Keep in mind, there are some classic matches in the TNA vault, but there are also the angles that garnered the organization a lot of criticism as well. Does anyone want to pay to watch the Russo angle that saw Samoa Joe get kidnapped by ninjas? Again, to put it in prospective, the WWE Network has roughly 1.6 million subscribers, and still offers a free month to new subscribers to attempt to boost numbers. Remember, those 1.6 million subscribers are a result of WWE’s global TV to “sell” fans on the streaming service. Considering the amount of TV the WWE produces, the thousands of hours of content available on the WWE Network, the two hours of weekly Impact, and independent events, are a substantial amount of fans really going to pay for a GFW streaming site?

Sure, there are diehard fans that will watch anything professional wrestling, but with more entertainment options than ever before, even an $8 network isn’t an automatic sell. If WWE cuts back on network production costs to ensure a profit and still try to boost numbers with a free month, how exactly is Anthem going to sell fans a pay service? Low ratings are an indication that people aren’t watching Impact on free TV so there’s no realistic reason to expect a profitable online service. For example, Impact last week garnered 227,000 viewers, one of the lowest ratings of the year. This is why the another announcement from the conference call that Anthem signed for another year on Pop TV isn’t exactly good news. Granted, it confirms that Impact will have a television presence in the United States, but as I wrote last week, Pop TV just doesn’t have the TV clearance that will make it possible for the company to make a profit.

The bottom line is, will Anthem sell Global Force?

During the Observer interview, Nordholm said that a sale is not a consideration, but what else is he going to say? Despite the public comments and Anthem’s multi-million dollar corporation, the Fight Network isn’t going to continuously fund a project that doesn’t make a profit. Nordholm said himself that Impact isn’t profitable yet. The GFW project is based upon capitalism so even if there isn’t a timetable for profit, there will unquestionable be a time when Anthem decides it’s not worth the debt. At the same time, any “fans” that somehow look forward to a potential Global Force shut down are extremely misguided. Nobody, not even the WWE benefits from one national company. Sinclair Broadcasting owns Ring Of Honor, but Sinclair is in the television business, not the wrestling business.

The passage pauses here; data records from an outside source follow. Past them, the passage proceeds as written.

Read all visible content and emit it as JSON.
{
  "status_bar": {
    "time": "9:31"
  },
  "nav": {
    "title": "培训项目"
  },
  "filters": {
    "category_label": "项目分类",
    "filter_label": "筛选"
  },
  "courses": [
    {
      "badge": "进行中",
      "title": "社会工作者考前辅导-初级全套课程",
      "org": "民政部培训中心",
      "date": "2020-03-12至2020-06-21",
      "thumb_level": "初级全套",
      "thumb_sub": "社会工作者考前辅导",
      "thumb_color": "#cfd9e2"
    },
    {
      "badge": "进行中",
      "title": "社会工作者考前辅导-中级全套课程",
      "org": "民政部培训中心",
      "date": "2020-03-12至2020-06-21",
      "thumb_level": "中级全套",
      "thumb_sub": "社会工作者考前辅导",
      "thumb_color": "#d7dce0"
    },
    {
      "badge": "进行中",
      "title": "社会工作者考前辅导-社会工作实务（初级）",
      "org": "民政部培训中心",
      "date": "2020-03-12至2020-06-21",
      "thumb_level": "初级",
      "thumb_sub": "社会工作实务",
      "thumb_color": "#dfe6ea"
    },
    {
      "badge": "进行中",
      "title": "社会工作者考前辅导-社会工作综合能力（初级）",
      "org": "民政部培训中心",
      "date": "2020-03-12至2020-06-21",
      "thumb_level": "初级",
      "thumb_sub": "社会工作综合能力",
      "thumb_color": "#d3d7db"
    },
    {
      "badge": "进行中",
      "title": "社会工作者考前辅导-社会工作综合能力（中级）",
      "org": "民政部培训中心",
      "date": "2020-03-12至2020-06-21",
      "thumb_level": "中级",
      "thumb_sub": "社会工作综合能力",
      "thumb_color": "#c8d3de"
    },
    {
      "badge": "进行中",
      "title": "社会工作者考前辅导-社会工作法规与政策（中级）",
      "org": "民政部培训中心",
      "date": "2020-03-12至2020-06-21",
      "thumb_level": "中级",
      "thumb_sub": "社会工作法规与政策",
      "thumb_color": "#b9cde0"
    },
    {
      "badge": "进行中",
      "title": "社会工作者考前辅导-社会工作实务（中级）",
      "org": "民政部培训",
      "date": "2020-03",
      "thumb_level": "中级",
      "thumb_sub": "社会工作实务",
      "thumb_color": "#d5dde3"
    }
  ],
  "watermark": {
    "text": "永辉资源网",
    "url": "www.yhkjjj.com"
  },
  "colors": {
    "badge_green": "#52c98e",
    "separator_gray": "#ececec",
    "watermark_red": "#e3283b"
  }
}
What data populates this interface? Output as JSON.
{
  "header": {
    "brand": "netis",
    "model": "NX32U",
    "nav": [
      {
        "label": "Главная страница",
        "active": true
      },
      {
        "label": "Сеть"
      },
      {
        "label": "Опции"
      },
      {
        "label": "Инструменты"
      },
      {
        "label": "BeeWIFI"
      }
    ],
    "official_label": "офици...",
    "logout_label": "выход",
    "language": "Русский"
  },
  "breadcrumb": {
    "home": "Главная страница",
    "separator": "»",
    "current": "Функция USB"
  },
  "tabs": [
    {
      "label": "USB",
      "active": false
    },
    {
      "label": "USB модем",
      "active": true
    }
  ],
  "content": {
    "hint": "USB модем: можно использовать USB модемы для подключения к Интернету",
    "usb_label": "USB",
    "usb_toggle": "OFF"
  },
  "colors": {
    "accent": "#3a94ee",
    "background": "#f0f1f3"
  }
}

There’s nothing wrong with that because Sinclair uses ROH as an original content provider and at the same time ROH has a stable future. Sinclair knows the ROH niche and also knows that it would be an extremely expensive venture to attempt to compete directly with WWE. The point being, if Global Force finally closes its doors, there will be talented performers without a place to work and it also limits opportunities for those within the industry. If anything, the entire TNA debacle proves just how difficult it is for a national sports entertainment entity to establish itself. The WWE has such a major market share that it would be exponentially more difficult to launch a major promotion now than it was even in years prior.

The key will be if Global Force can become a profitable venture because that’s ultimately what will keep them in business. The basis for anything nationally in the sports entertainment genre is the TV platform because everything is sold based on that. The ad revenue is based on ratings, the ability to build angles to “sell” pay-per-views, advertise live events, and establishing stars to use to generate revenue in every aspect of the company are all things that are marketed through television. As I said, I don’t think Pop TV is a realistic network to use for GFW to become profitable so at least for now the answer about a possible sale depends on how much money Anthem is willing to spend to keep Global Force Wrestling in business, because right now, there’s no realistic indication that the company will become profitable on the Pop TV network.

What do you think? Comment below with your thoughts, opinions, feedback and anything else that was raised.

Until next week
-Jim LaMotta

E mail | You can follow me on Twitter @jimlamotta